→ Action item:
Copy out each line of the data that includes the string "JSON".

★ ★ ★ ★

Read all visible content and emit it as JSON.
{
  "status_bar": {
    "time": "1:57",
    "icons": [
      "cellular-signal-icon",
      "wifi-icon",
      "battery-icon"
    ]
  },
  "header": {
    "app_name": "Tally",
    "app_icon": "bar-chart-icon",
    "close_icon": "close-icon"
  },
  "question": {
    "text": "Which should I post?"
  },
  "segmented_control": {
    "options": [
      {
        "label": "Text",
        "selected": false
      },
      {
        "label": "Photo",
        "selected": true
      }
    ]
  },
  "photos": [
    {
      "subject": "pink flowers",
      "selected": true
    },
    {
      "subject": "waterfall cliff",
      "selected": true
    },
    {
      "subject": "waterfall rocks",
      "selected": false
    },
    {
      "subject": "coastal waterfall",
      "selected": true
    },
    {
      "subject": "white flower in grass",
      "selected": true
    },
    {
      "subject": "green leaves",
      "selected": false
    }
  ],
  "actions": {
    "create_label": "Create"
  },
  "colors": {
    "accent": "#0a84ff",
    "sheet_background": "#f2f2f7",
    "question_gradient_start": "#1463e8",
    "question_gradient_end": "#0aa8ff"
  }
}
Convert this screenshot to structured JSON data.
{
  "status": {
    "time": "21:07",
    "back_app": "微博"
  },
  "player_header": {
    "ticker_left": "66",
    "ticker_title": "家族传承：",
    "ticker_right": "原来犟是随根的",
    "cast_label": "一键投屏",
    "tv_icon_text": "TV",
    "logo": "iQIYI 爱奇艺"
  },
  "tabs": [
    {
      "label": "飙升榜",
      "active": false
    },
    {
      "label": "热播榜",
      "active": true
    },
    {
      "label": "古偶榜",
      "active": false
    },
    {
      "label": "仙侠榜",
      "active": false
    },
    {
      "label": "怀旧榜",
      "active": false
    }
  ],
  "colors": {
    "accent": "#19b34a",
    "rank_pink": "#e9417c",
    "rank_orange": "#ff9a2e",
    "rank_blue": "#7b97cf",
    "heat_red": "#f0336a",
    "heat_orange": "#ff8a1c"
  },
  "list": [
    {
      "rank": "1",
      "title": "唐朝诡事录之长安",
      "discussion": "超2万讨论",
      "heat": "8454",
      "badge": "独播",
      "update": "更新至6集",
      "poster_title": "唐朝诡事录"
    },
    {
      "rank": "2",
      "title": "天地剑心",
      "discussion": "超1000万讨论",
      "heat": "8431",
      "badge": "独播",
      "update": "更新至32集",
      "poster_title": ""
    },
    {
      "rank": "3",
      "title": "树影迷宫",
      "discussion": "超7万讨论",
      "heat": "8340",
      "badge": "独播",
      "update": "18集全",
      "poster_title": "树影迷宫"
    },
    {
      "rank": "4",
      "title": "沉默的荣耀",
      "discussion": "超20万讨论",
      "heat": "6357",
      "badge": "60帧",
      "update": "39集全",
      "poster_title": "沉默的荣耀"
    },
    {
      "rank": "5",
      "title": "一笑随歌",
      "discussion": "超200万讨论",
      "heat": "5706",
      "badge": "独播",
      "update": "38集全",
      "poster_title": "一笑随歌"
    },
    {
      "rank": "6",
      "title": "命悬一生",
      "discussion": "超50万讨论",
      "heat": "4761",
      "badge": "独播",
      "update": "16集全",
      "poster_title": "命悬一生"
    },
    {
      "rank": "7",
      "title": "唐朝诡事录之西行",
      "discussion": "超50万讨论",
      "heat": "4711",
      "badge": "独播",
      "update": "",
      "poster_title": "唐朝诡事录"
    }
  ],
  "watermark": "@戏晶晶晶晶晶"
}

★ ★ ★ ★

→ Task output:
Read all visible content and emit it as JSON.
Convert this screenshot to structured JSON data.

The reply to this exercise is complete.